He continues that, “Neither strategy has lived up to its hype, and with good reason. It’s impossible to improve education by doing an end run around inherently complicated and messy human relationships. All youngsters need to believe that they have a stake in the future and a goal worth striving for, if they’re going to make it in school. They need a champion, someone who believes in them, and that’s where teachers enter the picture. The most effective approaches foster bonds of caring between teachers and their students.”
And therein lies the strength of the East Williston Schools. Our success rises from the commitment we have to our students, with our ability to connect with and nurture the students in our charge. Each of us, every day, provide the opportunity for our students be become their best selves. We provide them with the tools to be much more than, forgive me, “college and career ready”.
Kirp argues logically and with research based evidence that every successful educational initiative aims at strengthening personal bonds by building strong systems of support in schools. Repeatedly, he found:
· That the best schools, like our schools in East Williston, create intimate worlds where students become explorers and attentive adults are close at hand.
· That the forging relationships of mutual respect and caring, like those relationships we build with our students in East Williston, is what counts most; and,
· That students say they’re motivated to get an education because their teachers, and I quote, “have our backs.” Just like our students feel here in East Williston.
As Kirp concludes, the work that we do - the process of teaching and learning is an intimate act that neither computers nor markets can hope to replicate. There is no substitute for the connections we make and the extraordinary education we provide.
I know as we embark on this new school year each of us will foster relationships, provide guidance and nurture this new group of students to learn and to grow. We will make connections and provide them with another year of an extraordinary education.
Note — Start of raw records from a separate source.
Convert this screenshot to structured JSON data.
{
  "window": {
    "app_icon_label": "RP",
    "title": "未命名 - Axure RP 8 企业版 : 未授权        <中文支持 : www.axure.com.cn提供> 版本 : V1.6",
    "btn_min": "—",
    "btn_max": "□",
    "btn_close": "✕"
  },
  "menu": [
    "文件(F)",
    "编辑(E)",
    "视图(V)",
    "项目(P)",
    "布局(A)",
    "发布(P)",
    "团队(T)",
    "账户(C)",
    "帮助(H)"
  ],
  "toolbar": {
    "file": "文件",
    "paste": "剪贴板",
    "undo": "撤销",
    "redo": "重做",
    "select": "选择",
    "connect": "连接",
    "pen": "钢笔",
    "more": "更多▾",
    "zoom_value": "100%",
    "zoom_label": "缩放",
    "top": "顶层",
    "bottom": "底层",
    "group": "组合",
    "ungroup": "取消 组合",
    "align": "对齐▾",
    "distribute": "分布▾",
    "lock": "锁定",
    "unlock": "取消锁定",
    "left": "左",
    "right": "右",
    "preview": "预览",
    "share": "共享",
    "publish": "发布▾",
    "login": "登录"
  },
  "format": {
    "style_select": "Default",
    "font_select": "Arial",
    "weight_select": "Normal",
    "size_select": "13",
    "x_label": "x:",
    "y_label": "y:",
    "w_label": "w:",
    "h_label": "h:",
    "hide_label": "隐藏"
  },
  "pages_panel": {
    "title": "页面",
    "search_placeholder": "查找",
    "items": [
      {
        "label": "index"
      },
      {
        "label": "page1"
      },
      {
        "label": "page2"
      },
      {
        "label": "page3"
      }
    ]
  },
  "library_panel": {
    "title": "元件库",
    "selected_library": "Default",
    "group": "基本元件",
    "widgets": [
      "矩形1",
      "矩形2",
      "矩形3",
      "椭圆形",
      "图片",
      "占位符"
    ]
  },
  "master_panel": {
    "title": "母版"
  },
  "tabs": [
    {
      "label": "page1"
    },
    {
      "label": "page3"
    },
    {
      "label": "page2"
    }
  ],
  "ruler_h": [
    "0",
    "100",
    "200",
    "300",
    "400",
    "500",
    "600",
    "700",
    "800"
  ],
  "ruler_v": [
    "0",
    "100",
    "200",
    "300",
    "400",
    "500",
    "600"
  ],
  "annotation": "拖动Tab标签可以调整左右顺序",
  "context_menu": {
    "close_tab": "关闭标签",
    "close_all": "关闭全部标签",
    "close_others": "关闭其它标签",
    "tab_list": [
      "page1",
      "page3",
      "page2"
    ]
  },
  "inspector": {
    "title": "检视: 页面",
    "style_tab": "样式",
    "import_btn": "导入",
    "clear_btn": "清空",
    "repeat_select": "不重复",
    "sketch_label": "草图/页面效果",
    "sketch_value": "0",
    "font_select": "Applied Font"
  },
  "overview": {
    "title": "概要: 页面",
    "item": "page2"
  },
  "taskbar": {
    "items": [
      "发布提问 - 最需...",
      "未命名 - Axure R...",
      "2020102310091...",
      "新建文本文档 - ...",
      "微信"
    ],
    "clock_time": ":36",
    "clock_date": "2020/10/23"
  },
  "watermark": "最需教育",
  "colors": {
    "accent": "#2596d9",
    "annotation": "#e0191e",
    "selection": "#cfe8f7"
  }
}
I wish you all great success!
Meryl Fordin, writes to keep you informed of the happenings in the EWTA as well as in public education; the mundane to the insane.